Growth in the US, EU, and Japan remains solid, and if anything above trend, as the year winds down. The incremental data will likely show that the eurozone economic momentum is intact with the November flash PMI. Japan’s October trade balance is expected to be little changed, but strong imports and exports are consistent with a revival of trade activity seen this year. The US durable goods orders, stripped of aircraft and defense orders, to get the underlying signal, are expected to have risen around 0.6% in October, which would be just below this year’s average (0.8%), but follows three consecutive months of more than 1.2% increases.
Instead of focusing on latest iterations of high frequency data, investors will likely focus on policy developments. Here, US tax reform and the minutes/record from the latest FOMC and ECB meetings standout. In the UK, Brexit and the budget are the focus.
US tax reform made important progress last week. The House of Representative approved its version. The Senate Finance Committee approved its version. The next step is a vote on the Senate floor. This could come after the return from the Thanksgiving break, after which there are a dozen legislative sessions before next month’s holiday break. However, we are skeptical that the bill can pass in its current form. The regressive nature of the proposals and the divisive inclusion of the repeal of the individual mandate for the Affordable Care Act will produce at least three defections from the Republican Party.
Indeed, nearly 2/3 of the economists polled by Reuters (November 13-17) were not confident that tax reform would pass this year. Many who think it might be passed next year seem to expect a scaled-down version that may rely on temporary cuts more than reform per se.

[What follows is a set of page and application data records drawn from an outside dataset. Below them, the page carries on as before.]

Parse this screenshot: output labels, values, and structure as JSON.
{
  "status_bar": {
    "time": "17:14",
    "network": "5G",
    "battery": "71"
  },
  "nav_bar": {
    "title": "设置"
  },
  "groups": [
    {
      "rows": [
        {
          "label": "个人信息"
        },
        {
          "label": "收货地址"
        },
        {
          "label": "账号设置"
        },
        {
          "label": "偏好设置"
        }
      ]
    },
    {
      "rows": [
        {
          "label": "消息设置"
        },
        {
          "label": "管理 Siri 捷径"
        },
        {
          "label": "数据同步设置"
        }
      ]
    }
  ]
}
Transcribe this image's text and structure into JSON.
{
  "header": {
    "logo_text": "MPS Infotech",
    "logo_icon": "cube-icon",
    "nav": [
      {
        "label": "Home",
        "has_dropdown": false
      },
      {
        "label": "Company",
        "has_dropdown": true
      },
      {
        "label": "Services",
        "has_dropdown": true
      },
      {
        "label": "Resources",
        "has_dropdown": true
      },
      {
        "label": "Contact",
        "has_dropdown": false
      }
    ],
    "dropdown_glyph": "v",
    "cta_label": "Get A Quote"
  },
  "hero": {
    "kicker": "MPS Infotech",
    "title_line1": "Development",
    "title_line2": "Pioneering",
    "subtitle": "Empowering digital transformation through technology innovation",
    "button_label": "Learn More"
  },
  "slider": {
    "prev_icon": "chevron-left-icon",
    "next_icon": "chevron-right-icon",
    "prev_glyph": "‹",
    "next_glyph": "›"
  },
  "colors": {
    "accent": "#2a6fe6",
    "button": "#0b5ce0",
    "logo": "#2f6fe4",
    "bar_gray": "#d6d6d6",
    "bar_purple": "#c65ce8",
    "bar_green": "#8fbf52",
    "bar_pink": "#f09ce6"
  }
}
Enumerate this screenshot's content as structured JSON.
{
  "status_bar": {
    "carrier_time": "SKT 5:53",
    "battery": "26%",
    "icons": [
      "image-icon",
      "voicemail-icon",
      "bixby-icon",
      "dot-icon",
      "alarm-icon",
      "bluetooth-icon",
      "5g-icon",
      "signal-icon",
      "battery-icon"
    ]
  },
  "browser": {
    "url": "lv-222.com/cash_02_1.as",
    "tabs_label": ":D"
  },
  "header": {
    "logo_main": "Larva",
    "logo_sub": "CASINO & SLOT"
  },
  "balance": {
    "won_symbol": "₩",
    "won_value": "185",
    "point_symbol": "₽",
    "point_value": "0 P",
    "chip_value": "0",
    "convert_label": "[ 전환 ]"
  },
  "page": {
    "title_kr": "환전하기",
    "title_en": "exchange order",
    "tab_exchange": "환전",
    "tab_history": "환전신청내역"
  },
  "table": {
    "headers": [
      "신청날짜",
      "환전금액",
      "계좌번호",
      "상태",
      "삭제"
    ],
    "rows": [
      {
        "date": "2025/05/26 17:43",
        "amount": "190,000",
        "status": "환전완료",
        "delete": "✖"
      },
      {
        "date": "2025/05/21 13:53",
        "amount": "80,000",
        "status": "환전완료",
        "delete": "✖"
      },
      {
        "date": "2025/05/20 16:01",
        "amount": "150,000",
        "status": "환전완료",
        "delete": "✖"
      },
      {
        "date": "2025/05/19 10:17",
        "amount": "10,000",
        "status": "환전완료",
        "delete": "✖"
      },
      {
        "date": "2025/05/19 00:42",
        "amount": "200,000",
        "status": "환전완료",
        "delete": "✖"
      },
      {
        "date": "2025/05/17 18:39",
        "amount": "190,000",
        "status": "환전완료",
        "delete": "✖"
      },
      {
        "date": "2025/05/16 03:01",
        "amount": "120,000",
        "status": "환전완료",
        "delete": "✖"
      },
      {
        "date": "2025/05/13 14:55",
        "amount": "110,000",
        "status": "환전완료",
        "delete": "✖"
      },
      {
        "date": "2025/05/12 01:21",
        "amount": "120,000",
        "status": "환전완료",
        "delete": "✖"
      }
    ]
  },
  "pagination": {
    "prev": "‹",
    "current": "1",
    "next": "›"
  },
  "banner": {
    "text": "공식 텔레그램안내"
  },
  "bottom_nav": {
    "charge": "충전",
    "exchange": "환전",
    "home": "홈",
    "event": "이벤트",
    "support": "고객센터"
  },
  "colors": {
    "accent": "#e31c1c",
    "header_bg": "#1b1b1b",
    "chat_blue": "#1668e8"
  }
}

If the tax bill falters on the floor of the Senate, as we think likely, the stock market may be vulnerable to disappointment and volatility would likely increase. Bond yields may ease, and with the short-end anchored by the expected path of Fed policy, the yield curve may flatten further.